[[ Data to examine, beginning ]]
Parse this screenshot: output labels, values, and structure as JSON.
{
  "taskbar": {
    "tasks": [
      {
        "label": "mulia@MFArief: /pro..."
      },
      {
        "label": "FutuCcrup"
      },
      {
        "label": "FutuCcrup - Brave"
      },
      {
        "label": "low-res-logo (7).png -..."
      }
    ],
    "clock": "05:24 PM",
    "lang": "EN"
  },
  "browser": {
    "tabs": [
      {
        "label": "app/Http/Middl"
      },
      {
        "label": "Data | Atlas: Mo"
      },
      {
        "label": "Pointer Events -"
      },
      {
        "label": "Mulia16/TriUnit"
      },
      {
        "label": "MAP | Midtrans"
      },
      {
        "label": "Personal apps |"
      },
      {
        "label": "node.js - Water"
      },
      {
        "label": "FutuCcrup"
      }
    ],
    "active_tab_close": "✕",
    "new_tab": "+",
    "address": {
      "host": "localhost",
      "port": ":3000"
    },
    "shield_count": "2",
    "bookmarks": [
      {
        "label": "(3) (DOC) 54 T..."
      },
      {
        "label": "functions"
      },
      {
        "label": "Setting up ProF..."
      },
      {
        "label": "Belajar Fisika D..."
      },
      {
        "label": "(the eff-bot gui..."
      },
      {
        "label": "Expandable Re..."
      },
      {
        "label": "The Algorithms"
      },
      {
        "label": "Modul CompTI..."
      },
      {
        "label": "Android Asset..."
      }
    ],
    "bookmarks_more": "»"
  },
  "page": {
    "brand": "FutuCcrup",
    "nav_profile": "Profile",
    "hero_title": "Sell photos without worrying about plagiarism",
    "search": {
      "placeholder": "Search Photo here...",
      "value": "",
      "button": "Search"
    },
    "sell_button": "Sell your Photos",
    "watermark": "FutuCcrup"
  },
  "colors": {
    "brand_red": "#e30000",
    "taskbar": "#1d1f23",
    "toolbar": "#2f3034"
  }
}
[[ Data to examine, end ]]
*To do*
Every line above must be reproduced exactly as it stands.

*Answer section*
Parse this screenshot: output labels, values, and structure as JSON.
{
  "taskbar": {
    "tasks": [
      {
        "label": "mulia@MFArief: /pro..."
      },
      {
        "label": "FutuCcrup"
      },
      {
        "label": "FutuCcrup - Brave"
      },
      {
        "label": "low-res-logo (7).png -..."
      }
    ],
    "clock": "05:24 PM",
    "lang": "EN"
  },
  "browser": {
    "tabs": [
      {
        "label": "app/Http/Middl"
      },
      {
        "label": "Data | Atlas: Mo"
      },
      {
        "label": "Pointer Events -"
      },
      {
        "label": "Mulia16/TriUnit"
      },
      {
        "label": "MAP | Midtrans"
      },
      {
        "label": "Personal apps |"
      },
      {
        "label": "node.js - Water"
      },
      {
        "label": "FutuCcrup"
      }
    ],
    "active_tab_close": "✕",
    "new_tab": "+",
    "address": {
      "host": "localhost",
      "port": ":3000"
    },
    "shield_count": "2",
    "bookmarks": [
      {
        "label": "(3) (DOC) 54 T..."
      },
      {
        "label": "functions"
      },
      {
        "label": "Setting up ProF..."
      },
      {
        "label": "Belajar Fisika D..."
      },
      {
        "label": "(the eff-bot gui..."
      },
      {
        "label": "Expandable Re..."
      },
      {
        "label": "The Algorithms"
      },
      {
        "label": "Modul CompTI..."
      },
      {
        "label": "Android Asset..."
      }
    ],
    "bookmarks_more": "»"
  },
  "page": {
    "brand": "FutuCcrup",
    "nav_profile": "Profile",
    "hero_title": "Sell photos without worrying about plagiarism",
    "search": {
      "placeholder": "Search Photo here...",
      "value": "",
      "button": "Search"
    },
    "sell_button": "Sell your Photos",
    "watermark": "FutuCcrup"
  },
  "colors": {
    "brand_red": "#e30000",
    "taskbar": "#1d1f23",
    "toolbar": "#2f3034"
  }
}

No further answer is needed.